Input records:
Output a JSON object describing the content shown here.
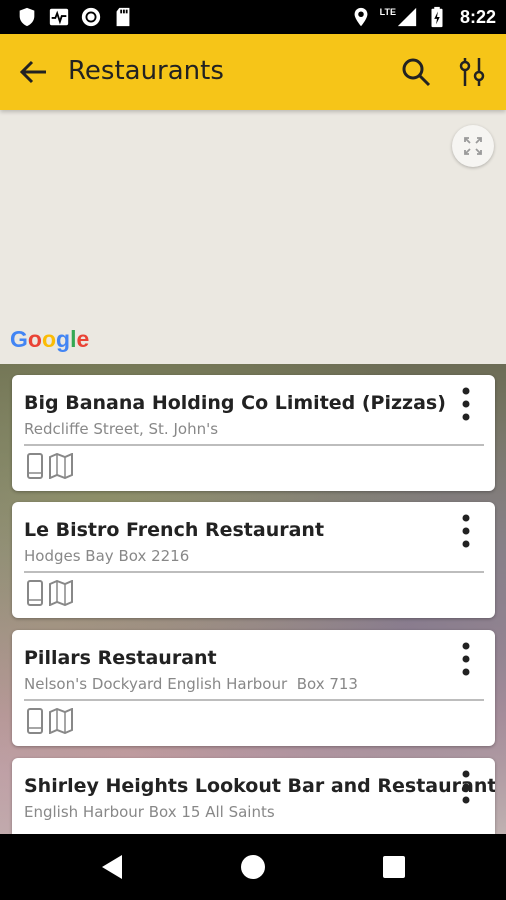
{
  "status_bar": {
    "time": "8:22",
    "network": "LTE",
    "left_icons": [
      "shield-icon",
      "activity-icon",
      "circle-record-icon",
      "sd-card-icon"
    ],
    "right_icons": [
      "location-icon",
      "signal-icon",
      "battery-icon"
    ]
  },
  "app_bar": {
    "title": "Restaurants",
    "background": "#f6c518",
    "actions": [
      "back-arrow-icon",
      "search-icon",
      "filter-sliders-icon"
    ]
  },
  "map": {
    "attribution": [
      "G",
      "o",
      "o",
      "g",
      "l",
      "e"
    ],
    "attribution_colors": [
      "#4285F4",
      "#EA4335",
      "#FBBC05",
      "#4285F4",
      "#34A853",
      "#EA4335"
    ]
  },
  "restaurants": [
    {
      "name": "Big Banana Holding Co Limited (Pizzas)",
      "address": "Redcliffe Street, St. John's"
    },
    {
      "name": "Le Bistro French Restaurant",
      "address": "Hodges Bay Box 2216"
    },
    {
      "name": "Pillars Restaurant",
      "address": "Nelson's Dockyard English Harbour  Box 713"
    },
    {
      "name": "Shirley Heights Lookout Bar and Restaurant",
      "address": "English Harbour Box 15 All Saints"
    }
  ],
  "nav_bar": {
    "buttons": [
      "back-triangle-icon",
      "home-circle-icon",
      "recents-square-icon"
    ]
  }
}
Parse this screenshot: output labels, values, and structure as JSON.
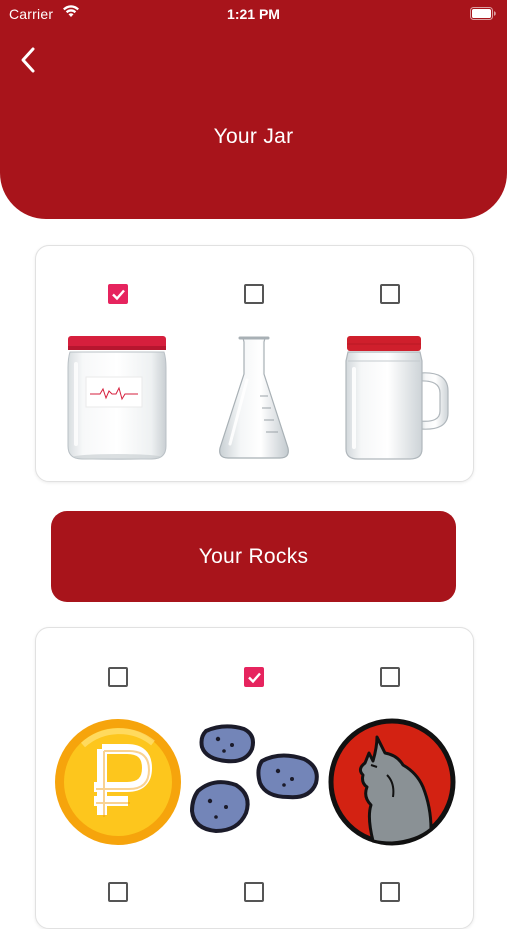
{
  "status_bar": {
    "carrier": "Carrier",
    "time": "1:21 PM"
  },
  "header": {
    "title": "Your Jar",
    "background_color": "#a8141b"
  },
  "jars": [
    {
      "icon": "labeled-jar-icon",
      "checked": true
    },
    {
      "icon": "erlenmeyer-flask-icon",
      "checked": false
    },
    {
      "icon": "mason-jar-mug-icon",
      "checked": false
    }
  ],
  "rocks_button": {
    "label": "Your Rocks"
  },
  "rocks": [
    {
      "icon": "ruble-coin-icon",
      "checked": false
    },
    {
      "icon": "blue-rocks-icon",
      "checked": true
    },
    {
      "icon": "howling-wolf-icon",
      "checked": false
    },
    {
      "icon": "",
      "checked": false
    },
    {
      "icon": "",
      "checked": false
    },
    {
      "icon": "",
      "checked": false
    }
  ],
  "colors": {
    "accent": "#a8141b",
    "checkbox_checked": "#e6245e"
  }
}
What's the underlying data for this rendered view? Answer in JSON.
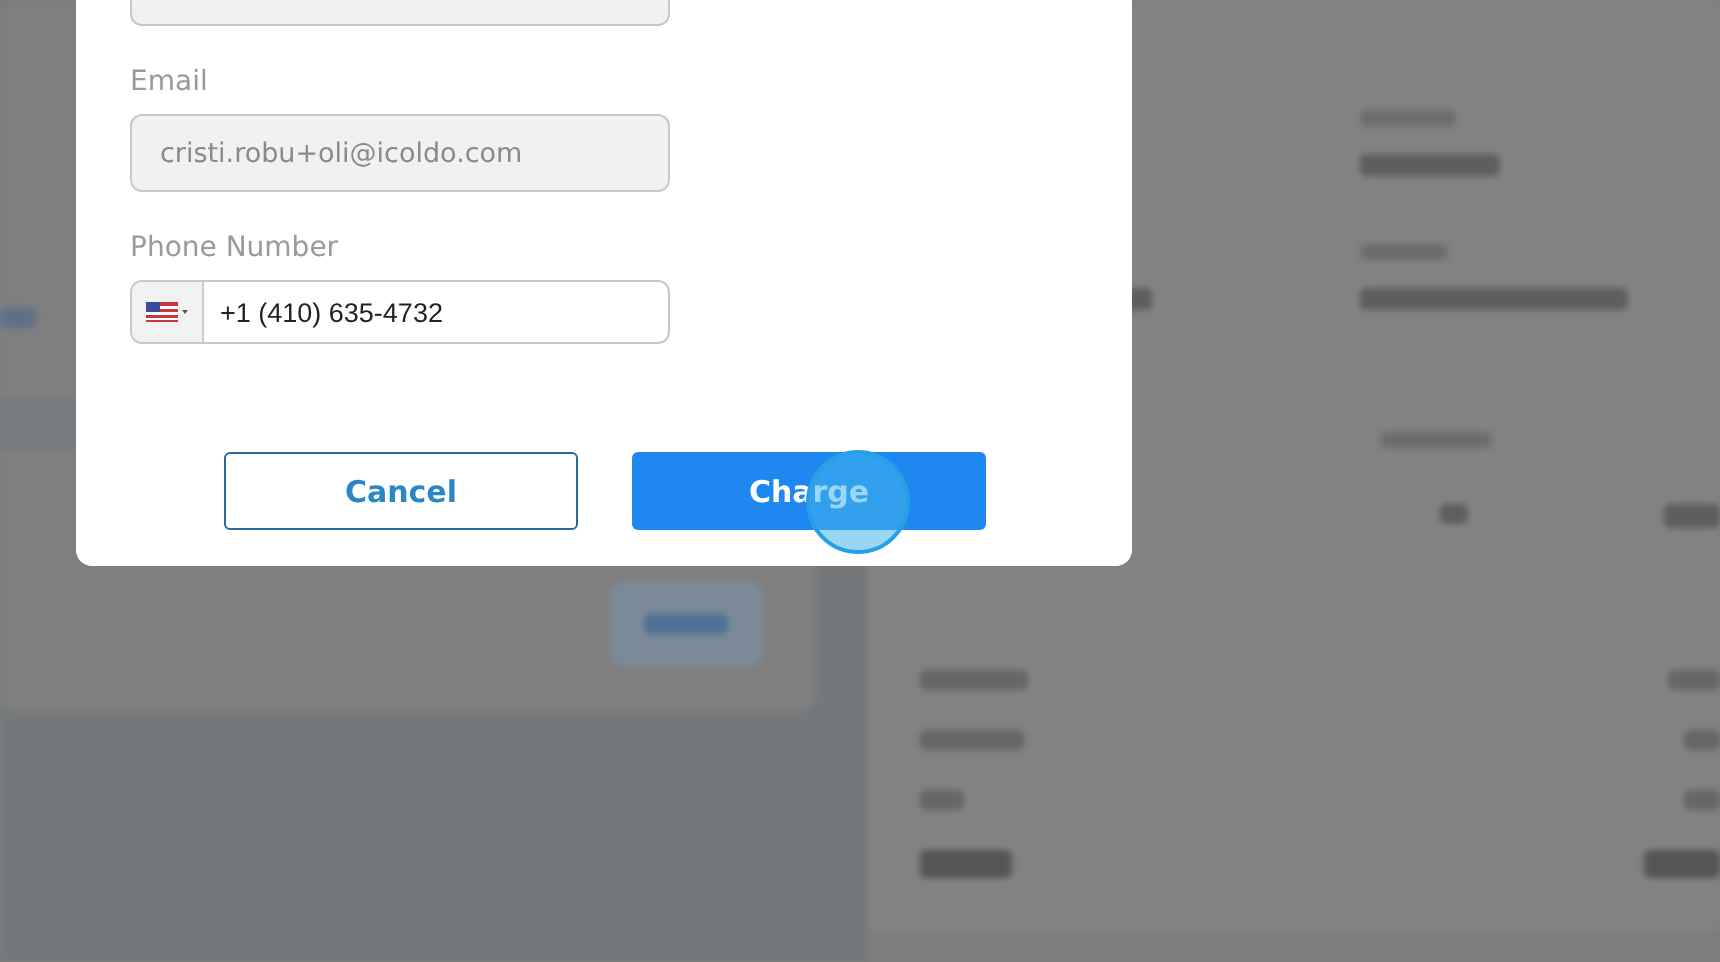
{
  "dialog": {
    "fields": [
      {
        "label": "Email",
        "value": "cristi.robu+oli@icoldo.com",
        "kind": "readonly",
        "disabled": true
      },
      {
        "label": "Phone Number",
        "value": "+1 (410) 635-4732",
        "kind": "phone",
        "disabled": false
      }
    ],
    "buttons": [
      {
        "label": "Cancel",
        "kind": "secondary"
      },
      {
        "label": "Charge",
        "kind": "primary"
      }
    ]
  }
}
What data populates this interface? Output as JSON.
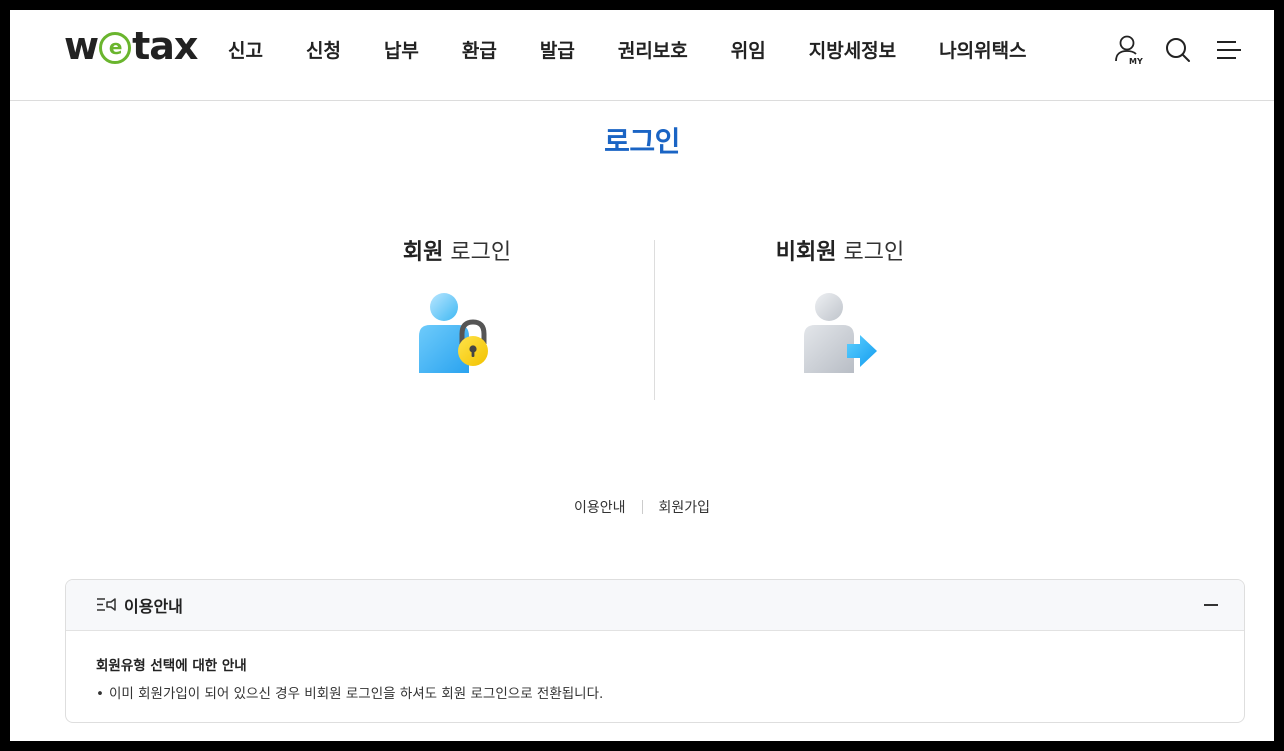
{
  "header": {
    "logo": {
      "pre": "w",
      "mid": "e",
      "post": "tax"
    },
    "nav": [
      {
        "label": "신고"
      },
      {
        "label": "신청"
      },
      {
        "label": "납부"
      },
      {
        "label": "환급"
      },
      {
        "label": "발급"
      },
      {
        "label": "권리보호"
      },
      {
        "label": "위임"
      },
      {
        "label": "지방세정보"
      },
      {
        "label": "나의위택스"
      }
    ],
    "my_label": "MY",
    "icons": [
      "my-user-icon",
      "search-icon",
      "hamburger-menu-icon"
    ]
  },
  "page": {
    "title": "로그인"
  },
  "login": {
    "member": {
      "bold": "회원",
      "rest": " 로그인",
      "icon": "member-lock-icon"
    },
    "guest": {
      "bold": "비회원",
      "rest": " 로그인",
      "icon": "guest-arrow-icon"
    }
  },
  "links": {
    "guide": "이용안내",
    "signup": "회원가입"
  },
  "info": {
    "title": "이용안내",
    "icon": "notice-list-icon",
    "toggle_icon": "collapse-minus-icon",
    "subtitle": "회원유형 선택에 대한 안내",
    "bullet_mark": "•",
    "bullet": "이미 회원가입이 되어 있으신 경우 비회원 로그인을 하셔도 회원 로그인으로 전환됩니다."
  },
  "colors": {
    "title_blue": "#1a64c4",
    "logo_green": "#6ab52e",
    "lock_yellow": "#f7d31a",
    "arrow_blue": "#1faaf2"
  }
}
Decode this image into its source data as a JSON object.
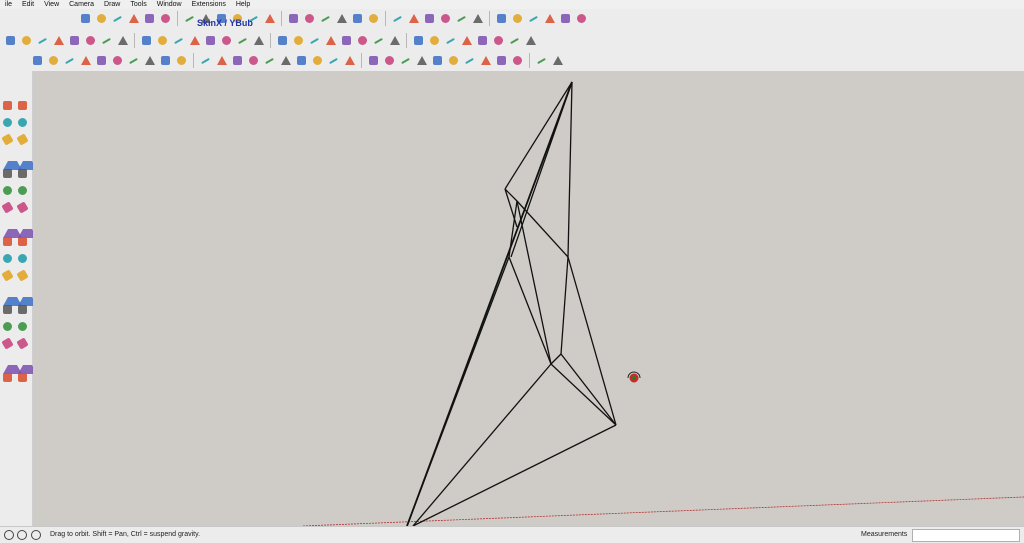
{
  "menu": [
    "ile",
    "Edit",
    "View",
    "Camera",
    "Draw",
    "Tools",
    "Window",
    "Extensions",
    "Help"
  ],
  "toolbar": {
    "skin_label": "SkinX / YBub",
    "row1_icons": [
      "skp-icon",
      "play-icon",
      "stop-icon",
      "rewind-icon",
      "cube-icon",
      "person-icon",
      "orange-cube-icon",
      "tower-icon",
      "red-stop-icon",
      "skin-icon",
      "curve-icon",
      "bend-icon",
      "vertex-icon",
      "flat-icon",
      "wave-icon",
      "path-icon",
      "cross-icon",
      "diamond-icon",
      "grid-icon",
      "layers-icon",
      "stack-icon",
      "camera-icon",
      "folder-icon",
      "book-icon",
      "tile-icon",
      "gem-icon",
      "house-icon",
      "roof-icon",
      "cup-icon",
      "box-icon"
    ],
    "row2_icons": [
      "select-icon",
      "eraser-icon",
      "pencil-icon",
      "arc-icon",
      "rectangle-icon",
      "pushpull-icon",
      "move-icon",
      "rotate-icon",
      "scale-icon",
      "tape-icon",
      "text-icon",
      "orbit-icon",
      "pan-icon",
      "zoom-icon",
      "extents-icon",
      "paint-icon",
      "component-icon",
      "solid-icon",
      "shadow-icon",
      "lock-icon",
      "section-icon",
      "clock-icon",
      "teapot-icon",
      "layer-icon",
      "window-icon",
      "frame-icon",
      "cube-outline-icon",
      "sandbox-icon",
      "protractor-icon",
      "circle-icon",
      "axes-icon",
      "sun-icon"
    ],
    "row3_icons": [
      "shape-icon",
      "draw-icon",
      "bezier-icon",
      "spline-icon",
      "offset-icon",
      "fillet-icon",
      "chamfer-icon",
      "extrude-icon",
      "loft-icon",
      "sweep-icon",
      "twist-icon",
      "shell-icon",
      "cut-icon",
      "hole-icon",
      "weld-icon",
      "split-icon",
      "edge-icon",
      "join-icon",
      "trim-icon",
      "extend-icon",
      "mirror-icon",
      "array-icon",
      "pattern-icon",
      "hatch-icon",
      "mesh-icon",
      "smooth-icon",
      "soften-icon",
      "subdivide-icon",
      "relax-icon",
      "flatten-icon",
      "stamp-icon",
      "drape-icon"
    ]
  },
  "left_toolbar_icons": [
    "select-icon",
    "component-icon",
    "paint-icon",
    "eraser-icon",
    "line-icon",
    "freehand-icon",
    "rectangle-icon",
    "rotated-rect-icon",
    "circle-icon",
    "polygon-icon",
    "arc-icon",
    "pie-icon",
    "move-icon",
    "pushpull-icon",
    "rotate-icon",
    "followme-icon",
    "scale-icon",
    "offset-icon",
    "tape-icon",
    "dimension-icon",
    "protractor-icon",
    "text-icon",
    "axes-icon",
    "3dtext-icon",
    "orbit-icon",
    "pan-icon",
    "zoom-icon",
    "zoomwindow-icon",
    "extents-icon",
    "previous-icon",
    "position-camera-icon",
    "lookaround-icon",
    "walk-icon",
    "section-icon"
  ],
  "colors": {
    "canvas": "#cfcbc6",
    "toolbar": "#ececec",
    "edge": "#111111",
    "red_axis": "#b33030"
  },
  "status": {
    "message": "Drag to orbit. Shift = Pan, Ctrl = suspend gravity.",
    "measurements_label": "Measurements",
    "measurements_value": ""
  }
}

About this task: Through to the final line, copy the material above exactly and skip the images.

Reply to the task:
Output a JSON object describing the content shown here.
{
  "status_bar": {
    "time": "8:22",
    "network": "LTE",
    "left_icons": [
      "shield-icon",
      "activity-icon",
      "circle-record-icon",
      "sd-card-icon"
    ],
    "right_icons": [
      "location-icon",
      "signal-icon",
      "battery-icon"
    ]
  },
  "app_bar": {
    "title": "Restaurants",
    "background": "#f6c518",
    "actions": [
      "back-arrow-icon",
      "search-icon",
      "filter-sliders-icon"
    ]
  },
  "map": {
    "attribution": [
      "G",
      "o",
      "o",
      "g",
      "l",
      "e"
    ],
    "attribution_colors": [
      "#4285F4",
      "#EA4335",
      "#FBBC05",
      "#4285F4",
      "#34A853",
      "#EA4335"
    ]
  },
  "restaurants": [
    {
      "name": "Big Banana Holding Co Limited (Pizzas)",
      "address": "Redcliffe Street, St. John's"
    },
    {
      "name": "Le Bistro French Restaurant",
      "address": "Hodges Bay Box 2216"
    },
    {
      "name": "Pillars Restaurant",
      "address": "Nelson's Dockyard English Harbour  Box 713"
    },
    {
      "name": "Shirley Heights Lookout Bar and Restaurant",
      "address": "English Harbour Box 15 All Saints"
    }
  ],
  "nav_bar": {
    "buttons": [
      "back-triangle-icon",
      "home-circle-icon",
      "recents-square-icon"
    ]
  }
}
Parse this screenshot: output labels, values, and structure as JSON.
{
  "status_bar": {
    "carrier": "Carrier",
    "time": "1:21 PM"
  },
  "header": {
    "title": "Your Jar",
    "background_color": "#a8141b"
  },
  "jars": [
    {
      "icon": "labeled-jar-icon",
      "checked": true
    },
    {
      "icon": "erlenmeyer-flask-icon",
      "checked": false
    },
    {
      "icon": "mason-jar-mug-icon",
      "checked": false
    }
  ],
  "rocks_button": {
    "label": "Your Rocks"
  },
  "rocks": [
    {
      "icon": "ruble-coin-icon",
      "checked": false
    },
    {
      "icon": "blue-rocks-icon",
      "checked": true
    },
    {
      "icon": "howling-wolf-icon",
      "checked": false
    },
    {
      "icon": "",
      "checked": false
    },
    {
      "icon": "",
      "checked": false
    },
    {
      "icon": "",
      "checked": false
    }
  ],
  "colors": {
    "accent": "#a8141b",
    "checkbox_checked": "#e6245e"
  }
}
What's the underlying data for this rendered view? Answer in JSON.
{
  "dialog": {
    "fields": [
      {
        "label": "Email",
        "value": "cristi.robu+oli@icoldo.com",
        "kind": "readonly",
        "disabled": true
      },
      {
        "label": "Phone Number",
        "value": "+1 (410) 635-4732",
        "kind": "phone",
        "disabled": false
      }
    ],
    "buttons": [
      {
        "label": "Cancel",
        "kind": "secondary"
      },
      {
        "label": "Charge",
        "kind": "primary"
      }
    ]
  }
}
What data populates this interface? Output as JSON.
{
  "header": {
    "logo": {
      "pre": "w",
      "mid": "e",
      "post": "tax"
    },
    "nav": [
      {
        "label": "신고"
      },
      {
        "label": "신청"
      },
      {
        "label": "납부"
      },
      {
        "label": "환급"
      },
      {
        "label": "발급"
      },
      {
        "label": "권리보호"
      },
      {
        "label": "위임"
      },
      {
        "label": "지방세정보"
      },
      {
        "label": "나의위택스"
      }
    ],
    "my_label": "MY",
    "icons": [
      "my-user-icon",
      "search-icon",
      "hamburger-menu-icon"
    ]
  },
  "page": {
    "title": "로그인"
  },
  "login": {
    "member": {
      "bold": "회원",
      "rest": " 로그인",
      "icon": "member-lock-icon"
    },
    "guest": {
      "bold": "비회원",
      "rest": " 로그인",
      "icon": "guest-arrow-icon"
    }
  },
  "links": {
    "guide": "이용안내",
    "signup": "회원가입"
  },
  "info": {
    "title": "이용안내",
    "icon": "notice-list-icon",
    "toggle_icon": "collapse-minus-icon",
    "subtitle": "회원유형 선택에 대한 안내",
    "bullet_mark": "•",
    "bullet": "이미 회원가입이 되어 있으신 경우 비회원 로그인을 하셔도 회원 로그인으로 전환됩니다."
  },
  "colors": {
    "title_blue": "#1a64c4",
    "logo_green": "#6ab52e",
    "lock_yellow": "#f7d31a",
    "arrow_blue": "#1faaf2"
  }
}
Decode this image into its source data as a JSON object.
{
  "menu": [
    "ile",
    "Edit",
    "View",
    "Camera",
    "Draw",
    "Tools",
    "Window",
    "Extensions",
    "Help"
  ],
  "toolbar": {
    "skin_label": "SkinX / YBub",
    "row1_icons": [
      "skp-icon",
      "play-icon",
      "stop-icon",
      "rewind-icon",
      "cube-icon",
      "person-icon",
      "orange-cube-icon",
      "tower-icon",
      "red-stop-icon",
      "skin-icon",
      "curve-icon",
      "bend-icon",
      "vertex-icon",
      "flat-icon",
      "wave-icon",
      "path-icon",
      "cross-icon",
      "diamond-icon",
      "grid-icon",
      "layers-icon",
      "stack-icon",
      "camera-icon",
      "folder-icon",
      "book-icon",
      "tile-icon",
      "gem-icon",
      "house-icon",
      "roof-icon",
      "cup-icon",
      "box-icon"
    ],
    "row2_icons": [
      "select-icon",
      "eraser-icon",
      "pencil-icon",
      "arc-icon",
      "rectangle-icon",
      "pushpull-icon",
      "move-icon",
      "rotate-icon",
      "scale-icon",
      "tape-icon",
      "text-icon",
      "orbit-icon",
      "pan-icon",
      "zoom-icon",
      "extents-icon",
      "paint-icon",
      "component-icon",
      "solid-icon",
      "shadow-icon",
      "lock-icon",
      "section-icon",
      "clock-icon",
      "teapot-icon",
      "layer-icon",
      "window-icon",
      "frame-icon",
      "cube-outline-icon",
      "sandbox-icon",
      "protractor-icon",
      "circle-icon",
      "axes-icon",
      "sun-icon"
    ],
    "row3_icons": [
      "shape-icon",
      "draw-icon",
      "bezier-icon",
      "spline-icon",
      "offset-icon",
      "fillet-icon",
      "chamfer-icon",
      "extrude-icon",
      "loft-icon",
      "sweep-icon",
      "twist-icon",
      "shell-icon",
      "cut-icon",
      "hole-icon",
      "weld-icon",
      "split-icon",
      "edge-icon",
      "join-icon",
      "trim-icon",
      "extend-icon",
      "mirror-icon",
      "array-icon",
      "pattern-icon",
      "hatch-icon",
      "mesh-icon",
      "smooth-icon",
      "soften-icon",
      "subdivide-icon",
      "relax-icon",
      "flatten-icon",
      "stamp-icon",
      "drape-icon"
    ]
  },
  "left_toolbar_icons": [
    "select-icon",
    "component-icon",
    "paint-icon",
    "eraser-icon",
    "line-icon",
    "freehand-icon",
    "rectangle-icon",
    "rotated-rect-icon",
    "circle-icon",
    "polygon-icon",
    "arc-icon",
    "pie-icon",
    "move-icon",
    "pushpull-icon",
    "rotate-icon",
    "followme-icon",
    "scale-icon",
    "offset-icon",
    "tape-icon",
    "dimension-icon",
    "protractor-icon",
    "text-icon",
    "axes-icon",
    "3dtext-icon",
    "orbit-icon",
    "pan-icon",
    "zoom-icon",
    "zoomwindow-icon",
    "extents-icon",
    "previous-icon",
    "position-camera-icon",
    "lookaround-icon",
    "walk-icon",
    "section-icon"
  ],
  "colors": {
    "canvas": "#cfcbc6",
    "toolbar": "#ececec",
    "edge": "#111111",
    "red_axis": "#b33030"
  },
  "status": {
    "message": "Drag to orbit. Shift = Pan, Ctrl = suspend gravity.",
    "measurements_label": "Measurements",
    "measurements_value": ""
  }
}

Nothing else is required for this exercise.